Therapeutic progress in recent decades has made a major contribution to reductions in mortality and has extended control to the symptoms of many chronic diseases. Thus developments in chemotherapy and immunisation have combined with economic, social and environmental improvement to bring about the restructuring of mortality profiles illustrated in Figure 1. The principal change has been of course the dramatic reduction in the number of deaths attributable to infectious disease: between 1951 and 1981 the crude death rate per million population for infective and parasitic diseases fell from 408 to 42, generating a current annual saving of more than 18,000 lives.
Within this broad disease grouping the most dramatic improvement has been shown by respiratory tuberculosis. Here the mortality rate has declined by 97 per cent over the same period so that in 1981 there were just 433 deaths from this cause compared with the 13,650 that might have been expected in the absence of any change in the death rate. The impact of anti-infective chemotherapy and effective vaccines has not, however, been restricted to tuberculosis alone: notifications data (Table 1) and mortality statistics
(Table 2) indicate that there have also been major reductions in the incidence of and mortality from, for example, diphtheria, acute poliomyelitis, syphilis and whooping cough. One of the consequences of these and other improvements has been a halving of the child mortality rate over the 30 year period to 1981 (when it stood at 31 per 100,000 aged 1—14 years) and thereby the addition of a further three years to average life expectancies at one year of age (Figure 2).
The benefits of chemotherapeutic progress have also been directly manifest in diseases other than those resulting from infectious causes. The development, for example, of prophylactic therapy for asthma as well as the selective beta agonist drugs which rapidly effect control of attacks of breathlessness have greatly improved the quality of life and provided psychological assurance for many asthmatics. Similarly, the evolution of nonsteroidal, anti-inflammatory drugs has generated considerable gains for many of the hundreds of thousands of individuals suffering from diseases of the joints and organs of movement by promoting greater mobility and pain control. In both these instances, however, the patient benefits principally assume the form of enhanced well-being and social functioning and as such are not as readily measurable as those associated with advances leading to reductions in mortality or hospital admissions. Indeed, the last 20 years have witnessed a period of ‘therapeutic transition’ in which new medicines have increasingly fallen into this category, that is they have had a greater impact on the quality of life than on beta blockers for angina and hypertension, the anxiolytics and antidepressants for psychiatric morbidity, preparations for common skin complaints and chemotherapy for gout.

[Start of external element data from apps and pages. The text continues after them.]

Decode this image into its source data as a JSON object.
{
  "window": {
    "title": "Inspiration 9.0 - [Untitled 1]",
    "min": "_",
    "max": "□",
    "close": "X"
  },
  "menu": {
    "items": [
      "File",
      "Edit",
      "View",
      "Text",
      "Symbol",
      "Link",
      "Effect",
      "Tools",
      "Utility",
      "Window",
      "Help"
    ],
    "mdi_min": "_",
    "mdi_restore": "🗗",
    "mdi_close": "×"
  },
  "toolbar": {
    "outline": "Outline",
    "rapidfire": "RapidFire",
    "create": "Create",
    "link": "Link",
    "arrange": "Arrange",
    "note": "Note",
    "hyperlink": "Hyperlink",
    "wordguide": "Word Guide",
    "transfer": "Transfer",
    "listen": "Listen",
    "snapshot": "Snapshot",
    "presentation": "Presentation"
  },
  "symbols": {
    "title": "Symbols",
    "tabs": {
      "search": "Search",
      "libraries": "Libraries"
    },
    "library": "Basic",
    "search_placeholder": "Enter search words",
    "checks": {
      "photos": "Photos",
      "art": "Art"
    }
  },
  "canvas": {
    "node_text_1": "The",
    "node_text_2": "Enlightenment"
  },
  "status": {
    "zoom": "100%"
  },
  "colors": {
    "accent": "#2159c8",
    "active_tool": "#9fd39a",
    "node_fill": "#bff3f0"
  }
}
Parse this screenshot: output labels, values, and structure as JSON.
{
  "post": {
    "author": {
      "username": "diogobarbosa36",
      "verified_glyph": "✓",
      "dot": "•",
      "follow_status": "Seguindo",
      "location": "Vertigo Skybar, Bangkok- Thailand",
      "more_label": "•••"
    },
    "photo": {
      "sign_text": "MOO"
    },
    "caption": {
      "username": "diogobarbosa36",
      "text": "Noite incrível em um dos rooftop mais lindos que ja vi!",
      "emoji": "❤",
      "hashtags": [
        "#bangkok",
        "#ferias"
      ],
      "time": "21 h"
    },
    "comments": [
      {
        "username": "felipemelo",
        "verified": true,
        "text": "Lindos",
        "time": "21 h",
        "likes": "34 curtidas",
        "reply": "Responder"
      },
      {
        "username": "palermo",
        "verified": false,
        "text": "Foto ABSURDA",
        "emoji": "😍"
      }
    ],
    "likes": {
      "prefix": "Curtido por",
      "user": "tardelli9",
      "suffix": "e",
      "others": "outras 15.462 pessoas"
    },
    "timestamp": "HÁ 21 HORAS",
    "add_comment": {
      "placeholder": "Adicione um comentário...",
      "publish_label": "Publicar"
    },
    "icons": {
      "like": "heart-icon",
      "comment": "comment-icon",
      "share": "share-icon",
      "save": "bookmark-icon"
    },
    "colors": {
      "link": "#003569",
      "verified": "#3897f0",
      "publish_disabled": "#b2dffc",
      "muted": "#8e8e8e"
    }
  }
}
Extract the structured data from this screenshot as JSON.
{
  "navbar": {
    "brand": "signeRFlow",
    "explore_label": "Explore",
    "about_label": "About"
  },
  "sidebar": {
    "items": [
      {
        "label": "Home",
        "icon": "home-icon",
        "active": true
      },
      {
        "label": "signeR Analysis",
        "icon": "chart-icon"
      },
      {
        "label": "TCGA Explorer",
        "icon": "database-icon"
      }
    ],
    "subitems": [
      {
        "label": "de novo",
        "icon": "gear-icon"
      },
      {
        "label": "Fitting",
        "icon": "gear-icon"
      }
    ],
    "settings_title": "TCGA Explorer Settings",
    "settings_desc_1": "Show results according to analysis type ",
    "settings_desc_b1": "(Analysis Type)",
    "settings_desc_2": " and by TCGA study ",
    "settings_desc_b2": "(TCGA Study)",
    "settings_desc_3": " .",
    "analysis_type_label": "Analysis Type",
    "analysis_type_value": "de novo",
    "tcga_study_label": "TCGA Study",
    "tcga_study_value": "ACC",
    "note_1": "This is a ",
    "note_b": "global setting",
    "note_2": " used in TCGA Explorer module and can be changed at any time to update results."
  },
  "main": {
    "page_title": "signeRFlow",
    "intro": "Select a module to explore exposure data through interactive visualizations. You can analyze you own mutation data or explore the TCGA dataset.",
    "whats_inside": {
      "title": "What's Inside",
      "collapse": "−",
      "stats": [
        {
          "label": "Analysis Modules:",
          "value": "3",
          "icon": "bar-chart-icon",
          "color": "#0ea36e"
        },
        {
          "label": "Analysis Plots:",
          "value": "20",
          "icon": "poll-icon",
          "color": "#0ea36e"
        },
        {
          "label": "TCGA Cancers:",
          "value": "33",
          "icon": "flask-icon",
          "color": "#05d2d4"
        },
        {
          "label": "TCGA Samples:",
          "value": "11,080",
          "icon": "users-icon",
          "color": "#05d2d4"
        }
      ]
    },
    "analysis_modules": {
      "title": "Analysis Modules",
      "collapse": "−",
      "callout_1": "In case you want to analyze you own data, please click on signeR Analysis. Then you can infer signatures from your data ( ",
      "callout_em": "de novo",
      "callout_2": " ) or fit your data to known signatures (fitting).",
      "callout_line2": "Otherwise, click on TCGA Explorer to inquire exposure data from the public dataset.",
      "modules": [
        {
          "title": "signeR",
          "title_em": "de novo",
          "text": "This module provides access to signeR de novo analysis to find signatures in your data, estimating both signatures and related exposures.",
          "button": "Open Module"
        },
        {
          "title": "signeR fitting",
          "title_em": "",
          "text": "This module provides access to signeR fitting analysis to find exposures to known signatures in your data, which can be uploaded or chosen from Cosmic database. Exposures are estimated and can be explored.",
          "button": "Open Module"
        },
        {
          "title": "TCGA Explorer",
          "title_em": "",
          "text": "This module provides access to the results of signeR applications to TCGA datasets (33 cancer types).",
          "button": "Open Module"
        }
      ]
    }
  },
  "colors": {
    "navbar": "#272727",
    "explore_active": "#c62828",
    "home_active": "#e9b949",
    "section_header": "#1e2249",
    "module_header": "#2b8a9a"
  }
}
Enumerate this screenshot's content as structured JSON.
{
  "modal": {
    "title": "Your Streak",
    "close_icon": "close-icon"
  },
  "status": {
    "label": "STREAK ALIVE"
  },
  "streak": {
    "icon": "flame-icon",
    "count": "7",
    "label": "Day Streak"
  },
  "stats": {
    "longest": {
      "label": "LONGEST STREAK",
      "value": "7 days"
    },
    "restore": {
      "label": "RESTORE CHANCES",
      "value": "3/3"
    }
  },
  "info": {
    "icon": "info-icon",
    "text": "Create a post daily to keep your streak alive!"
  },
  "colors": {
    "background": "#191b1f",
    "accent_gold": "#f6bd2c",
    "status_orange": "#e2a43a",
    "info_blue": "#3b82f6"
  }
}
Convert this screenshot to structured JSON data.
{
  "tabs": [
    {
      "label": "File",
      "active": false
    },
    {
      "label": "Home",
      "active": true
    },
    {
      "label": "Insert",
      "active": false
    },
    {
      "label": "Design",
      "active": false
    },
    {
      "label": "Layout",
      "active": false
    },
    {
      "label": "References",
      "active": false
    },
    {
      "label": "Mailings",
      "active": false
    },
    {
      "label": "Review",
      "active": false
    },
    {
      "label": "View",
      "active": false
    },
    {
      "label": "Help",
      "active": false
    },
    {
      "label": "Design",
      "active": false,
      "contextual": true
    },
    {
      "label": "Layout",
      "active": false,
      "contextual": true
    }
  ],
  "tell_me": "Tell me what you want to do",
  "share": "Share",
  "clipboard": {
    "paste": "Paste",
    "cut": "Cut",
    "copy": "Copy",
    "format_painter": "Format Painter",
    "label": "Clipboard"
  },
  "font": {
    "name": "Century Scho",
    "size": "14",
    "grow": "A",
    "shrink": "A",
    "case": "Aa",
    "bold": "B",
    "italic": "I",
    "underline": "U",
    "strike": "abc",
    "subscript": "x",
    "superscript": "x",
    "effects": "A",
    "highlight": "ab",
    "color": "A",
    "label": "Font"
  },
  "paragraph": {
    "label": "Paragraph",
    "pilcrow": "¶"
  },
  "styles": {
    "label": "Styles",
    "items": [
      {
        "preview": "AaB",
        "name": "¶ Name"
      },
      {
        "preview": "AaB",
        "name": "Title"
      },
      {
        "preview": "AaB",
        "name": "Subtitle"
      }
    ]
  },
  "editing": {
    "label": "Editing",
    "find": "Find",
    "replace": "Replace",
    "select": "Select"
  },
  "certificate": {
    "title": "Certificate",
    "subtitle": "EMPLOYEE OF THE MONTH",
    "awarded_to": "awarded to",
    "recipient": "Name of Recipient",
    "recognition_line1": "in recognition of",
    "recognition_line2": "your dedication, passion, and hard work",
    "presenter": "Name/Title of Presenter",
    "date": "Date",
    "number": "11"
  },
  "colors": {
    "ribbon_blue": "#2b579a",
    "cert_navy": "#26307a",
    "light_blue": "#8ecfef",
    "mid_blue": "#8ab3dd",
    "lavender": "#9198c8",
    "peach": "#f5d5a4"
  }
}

Concomitantly, pharmacological advance has played what might be viewed as a more indirect role in facilitating therapeutic progress. Thus the development and refinement of effective local and general anaesthetic agents, muscle relaxants and antibiotics have facilitated a radical extension of the scope for surgical intervention, greatly enhanced the safety of such procedures and played a part in promoting economical short stay surgery. In addition have been reduced by the availability of agents inhibiting extra corporeal blood platelet aggregation and the development of immunosuppressant drugs has laid the foundations for a new era in which transplantation has become a feasible approach to diseased or malfunctioning organs.
The health, social and economic benefits (Table 3) attributable to the widening scope for therapeutic intervention coupled with the significant levels of inadequately treated morbidity still remaining in the community have provided a powerful incentive to continued investigation of the causes of, and potential solutions to, disease. As a consequence research expenditures have maintained a steady pattern of increase over time. Spending by the Medical Research Council, for example, has risen from £25 million in 1971/72 to over £106 million in 1981/82 (Figure 3). Financial support for medical research forthcoming from the nation’s medical charities was valued at more than £70 million in 1982 having risen from approximately £25 million in 1976 when aggregated data for this sector first became available. Expenditure growth has been most marked, however, in the research and development undertaken by the pharmaceutical industry: spending increased from £29 million in 1970 to £419 million in ig82. Even after the effects of inflation have been taken into account this increase still represented a more than threefold growth in real terms.
Yet sustained growth in research and development expenditures to the current level of almost £600 million per annum has not been accompanied by any corresponding acceleration in the number of new medicines becoming available for patient use. Indeed, the opposite has been the case: new market entries – including reformulations, new combinations, additional modes of presentation and new chemical entities — numbered approximately 300 per annum at the beginning of the 1960s, but had declined to less than 100 by the end of the following decade. Focusing on new chemical entities (NCES), the most innovative of these introductions, a similar pattern has emerged: a review by Steward and Wibberley (1980) indicates that over the same period of time marketing rates have halved to the present level of around 20 NCES per annum (Figure 4). This paper therefore sets as one of its central objectives the exploration of these seemingly paradoxical trends. From this analysis it is hoped to identify the essential preconditions that must be fulfilled if the potential for therapeutic advance outlined in another section of the paper is to be fully realised in the coming decades